=== DATA ===

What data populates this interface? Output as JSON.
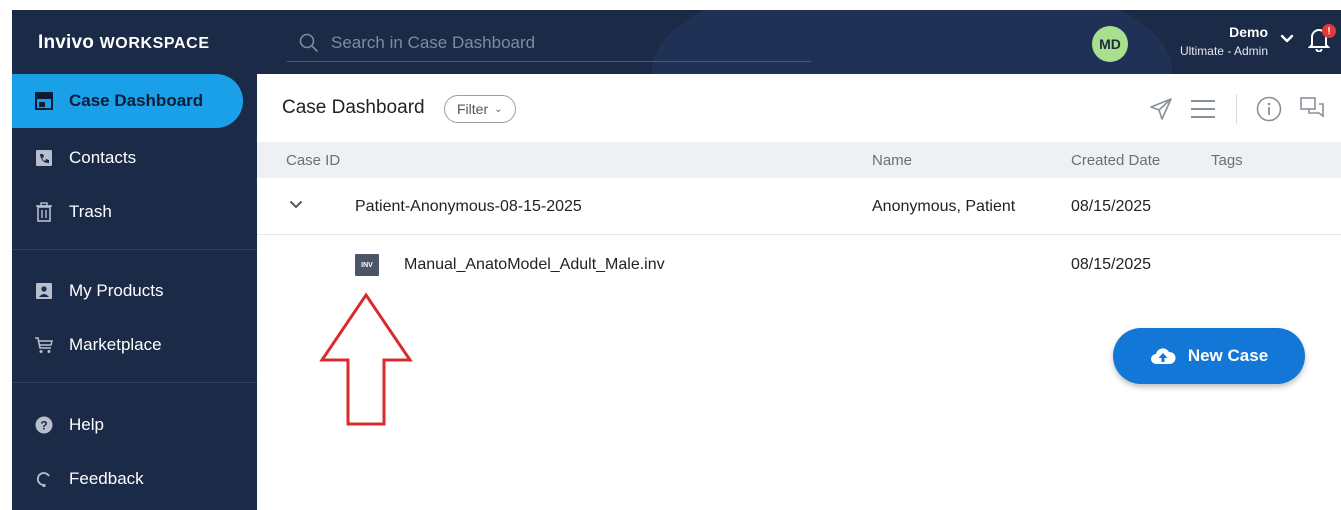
{
  "app": {
    "logo_brand": "Invivo",
    "logo_suffix": "WORKSPACE"
  },
  "search": {
    "placeholder": "Search in Case Dashboard",
    "value": ""
  },
  "user": {
    "initials": "MD",
    "name": "Demo",
    "role": "Ultimate - Admin",
    "notification_badge": "!"
  },
  "sidebar": {
    "items": [
      {
        "label": "Case Dashboard",
        "icon": "dashboard-icon",
        "active": true
      },
      {
        "label": "Contacts",
        "icon": "contacts-icon",
        "active": false
      },
      {
        "label": "Trash",
        "icon": "trash-icon",
        "active": false
      },
      {
        "label": "My Products",
        "icon": "products-icon",
        "active": false
      },
      {
        "label": "Marketplace",
        "icon": "cart-icon",
        "active": false
      },
      {
        "label": "Help",
        "icon": "help-icon",
        "active": false
      },
      {
        "label": "Feedback",
        "icon": "feedback-icon",
        "active": false
      }
    ]
  },
  "main": {
    "title": "Case Dashboard",
    "filter_label": "Filter",
    "table": {
      "columns": [
        "Case ID",
        "Name",
        "Created Date",
        "Tags"
      ],
      "rows": [
        {
          "case_id": "Patient-Anonymous-08-15-2025",
          "name": "Anonymous, Patient",
          "created": "08/15/2025",
          "tags": ""
        },
        {
          "file_badge": "INV",
          "file_name": "Manual_AnatoModel_Adult_Male.inv",
          "created": "08/15/2025"
        }
      ]
    },
    "new_case_label": "New Case"
  },
  "colors": {
    "sidebar_bg": "#1a2a47",
    "active_item": "#1aa0e8",
    "primary_button": "#1277d6",
    "annotation_arrow": "#d92b2b"
  }
}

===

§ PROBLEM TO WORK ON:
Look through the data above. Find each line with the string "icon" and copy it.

§ COMPLETED EXERCISE:
        "icon": "dashboard-icon",
        "icon": "contacts-icon",
        "icon": "trash-icon",
        "icon": "products-icon",
        "icon": "cart-icon",
        "icon": "help-icon",
        "icon": "feedback-icon",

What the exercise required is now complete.